WORK INSTRUCTIONS
Read through the lines below and copy the ones holding the string "Python".

EXTRACTED INFORMATION
────────────────────

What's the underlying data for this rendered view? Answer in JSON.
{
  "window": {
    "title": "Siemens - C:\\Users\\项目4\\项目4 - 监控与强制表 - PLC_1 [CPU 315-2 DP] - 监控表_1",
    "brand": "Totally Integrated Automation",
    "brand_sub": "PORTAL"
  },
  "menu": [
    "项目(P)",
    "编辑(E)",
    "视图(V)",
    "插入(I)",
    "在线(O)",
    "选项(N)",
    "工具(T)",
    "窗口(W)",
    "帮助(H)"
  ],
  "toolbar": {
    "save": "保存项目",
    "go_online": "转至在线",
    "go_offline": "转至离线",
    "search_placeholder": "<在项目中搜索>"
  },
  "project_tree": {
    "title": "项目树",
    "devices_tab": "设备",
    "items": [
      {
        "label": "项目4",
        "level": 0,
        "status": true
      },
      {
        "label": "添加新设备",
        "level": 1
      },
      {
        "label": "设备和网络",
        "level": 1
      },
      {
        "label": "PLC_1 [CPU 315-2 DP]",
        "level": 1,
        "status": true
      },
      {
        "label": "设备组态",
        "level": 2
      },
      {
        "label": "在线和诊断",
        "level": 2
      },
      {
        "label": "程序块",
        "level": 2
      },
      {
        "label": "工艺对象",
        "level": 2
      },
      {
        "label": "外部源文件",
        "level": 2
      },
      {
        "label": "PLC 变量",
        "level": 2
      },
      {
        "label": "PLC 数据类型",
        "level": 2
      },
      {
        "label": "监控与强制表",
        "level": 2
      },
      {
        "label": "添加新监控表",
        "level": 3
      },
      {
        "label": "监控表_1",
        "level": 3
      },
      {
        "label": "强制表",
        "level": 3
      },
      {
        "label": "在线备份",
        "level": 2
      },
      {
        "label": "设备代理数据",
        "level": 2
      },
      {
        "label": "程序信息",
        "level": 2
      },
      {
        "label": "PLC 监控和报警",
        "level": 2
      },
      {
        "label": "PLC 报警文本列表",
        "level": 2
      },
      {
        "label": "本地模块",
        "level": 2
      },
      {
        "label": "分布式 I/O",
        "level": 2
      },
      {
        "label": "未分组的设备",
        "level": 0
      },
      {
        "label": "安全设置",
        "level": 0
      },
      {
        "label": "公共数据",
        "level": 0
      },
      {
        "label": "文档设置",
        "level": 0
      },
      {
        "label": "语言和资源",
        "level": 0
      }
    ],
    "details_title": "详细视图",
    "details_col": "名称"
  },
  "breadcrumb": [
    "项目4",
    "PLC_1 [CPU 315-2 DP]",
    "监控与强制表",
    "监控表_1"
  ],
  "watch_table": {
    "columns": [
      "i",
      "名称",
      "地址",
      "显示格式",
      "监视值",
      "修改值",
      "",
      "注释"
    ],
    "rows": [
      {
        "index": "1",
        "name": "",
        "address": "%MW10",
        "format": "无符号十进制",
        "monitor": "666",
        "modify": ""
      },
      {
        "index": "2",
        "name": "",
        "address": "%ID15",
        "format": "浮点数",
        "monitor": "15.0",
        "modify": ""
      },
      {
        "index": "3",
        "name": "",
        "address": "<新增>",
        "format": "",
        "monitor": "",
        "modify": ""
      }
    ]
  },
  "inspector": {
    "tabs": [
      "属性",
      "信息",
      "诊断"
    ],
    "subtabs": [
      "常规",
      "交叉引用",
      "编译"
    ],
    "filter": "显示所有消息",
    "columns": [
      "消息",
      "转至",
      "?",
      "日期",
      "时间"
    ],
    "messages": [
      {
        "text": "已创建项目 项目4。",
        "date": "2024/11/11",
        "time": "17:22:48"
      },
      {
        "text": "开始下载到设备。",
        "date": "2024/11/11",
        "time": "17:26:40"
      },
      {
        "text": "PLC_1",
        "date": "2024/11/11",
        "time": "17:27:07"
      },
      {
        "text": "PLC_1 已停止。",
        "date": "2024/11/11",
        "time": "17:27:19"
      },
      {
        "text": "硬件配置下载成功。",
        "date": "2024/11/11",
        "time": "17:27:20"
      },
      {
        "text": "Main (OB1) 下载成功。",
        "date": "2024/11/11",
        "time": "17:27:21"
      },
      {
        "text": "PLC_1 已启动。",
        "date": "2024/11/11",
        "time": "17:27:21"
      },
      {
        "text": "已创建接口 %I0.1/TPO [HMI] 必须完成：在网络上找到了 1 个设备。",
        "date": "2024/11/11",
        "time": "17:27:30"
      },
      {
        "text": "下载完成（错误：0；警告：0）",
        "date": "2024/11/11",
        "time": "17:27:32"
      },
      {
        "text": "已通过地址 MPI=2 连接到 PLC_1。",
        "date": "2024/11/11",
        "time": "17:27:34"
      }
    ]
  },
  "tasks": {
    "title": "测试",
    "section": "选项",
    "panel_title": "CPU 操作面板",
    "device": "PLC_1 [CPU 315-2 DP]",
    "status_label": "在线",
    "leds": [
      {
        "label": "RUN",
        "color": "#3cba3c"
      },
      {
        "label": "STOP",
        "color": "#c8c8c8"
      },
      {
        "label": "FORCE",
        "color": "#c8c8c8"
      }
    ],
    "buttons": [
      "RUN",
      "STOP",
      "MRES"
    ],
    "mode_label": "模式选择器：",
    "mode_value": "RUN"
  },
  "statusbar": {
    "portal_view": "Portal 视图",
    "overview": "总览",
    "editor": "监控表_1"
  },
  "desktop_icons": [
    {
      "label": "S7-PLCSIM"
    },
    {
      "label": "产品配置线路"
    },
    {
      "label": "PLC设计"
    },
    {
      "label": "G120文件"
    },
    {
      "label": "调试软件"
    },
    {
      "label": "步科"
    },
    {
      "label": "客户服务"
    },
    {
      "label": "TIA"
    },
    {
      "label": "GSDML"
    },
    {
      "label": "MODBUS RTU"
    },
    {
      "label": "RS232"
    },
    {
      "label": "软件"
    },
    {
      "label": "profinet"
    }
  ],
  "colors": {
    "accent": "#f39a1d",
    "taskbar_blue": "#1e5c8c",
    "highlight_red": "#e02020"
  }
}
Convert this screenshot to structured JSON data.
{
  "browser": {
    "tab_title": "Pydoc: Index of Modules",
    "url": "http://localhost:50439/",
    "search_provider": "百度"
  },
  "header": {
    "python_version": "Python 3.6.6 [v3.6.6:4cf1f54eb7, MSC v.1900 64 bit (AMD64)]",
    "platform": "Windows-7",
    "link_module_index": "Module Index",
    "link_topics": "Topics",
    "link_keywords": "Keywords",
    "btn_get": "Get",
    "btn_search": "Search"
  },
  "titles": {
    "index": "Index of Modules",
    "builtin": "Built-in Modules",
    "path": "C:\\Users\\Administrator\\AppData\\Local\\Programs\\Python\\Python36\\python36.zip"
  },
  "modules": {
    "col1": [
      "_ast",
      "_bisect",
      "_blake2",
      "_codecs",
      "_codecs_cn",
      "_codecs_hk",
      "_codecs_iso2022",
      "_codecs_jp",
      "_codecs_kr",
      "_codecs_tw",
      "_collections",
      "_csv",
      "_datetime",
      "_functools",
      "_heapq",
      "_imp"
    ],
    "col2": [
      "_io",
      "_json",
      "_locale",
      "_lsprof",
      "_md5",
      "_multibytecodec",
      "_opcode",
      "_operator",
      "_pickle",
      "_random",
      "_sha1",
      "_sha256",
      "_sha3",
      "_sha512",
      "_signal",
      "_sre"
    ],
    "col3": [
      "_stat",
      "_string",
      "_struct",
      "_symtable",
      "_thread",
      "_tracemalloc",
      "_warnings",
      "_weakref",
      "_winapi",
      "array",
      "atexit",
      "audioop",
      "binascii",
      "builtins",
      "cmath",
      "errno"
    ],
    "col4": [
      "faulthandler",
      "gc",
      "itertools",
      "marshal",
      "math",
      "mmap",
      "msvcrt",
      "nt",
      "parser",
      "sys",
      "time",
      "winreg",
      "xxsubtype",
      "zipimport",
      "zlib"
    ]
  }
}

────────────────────

ANSWER FOR THIS EXERCISE
    "python_version": "Python 3.6.6 [v3.6.6:4cf1f54eb7, MSC v.1900 64 bit (AMD64)]",
    "path": "C:\\Users\\Administrator\\AppData\\Local\\Programs\\Python\\Python36\\python36.zip"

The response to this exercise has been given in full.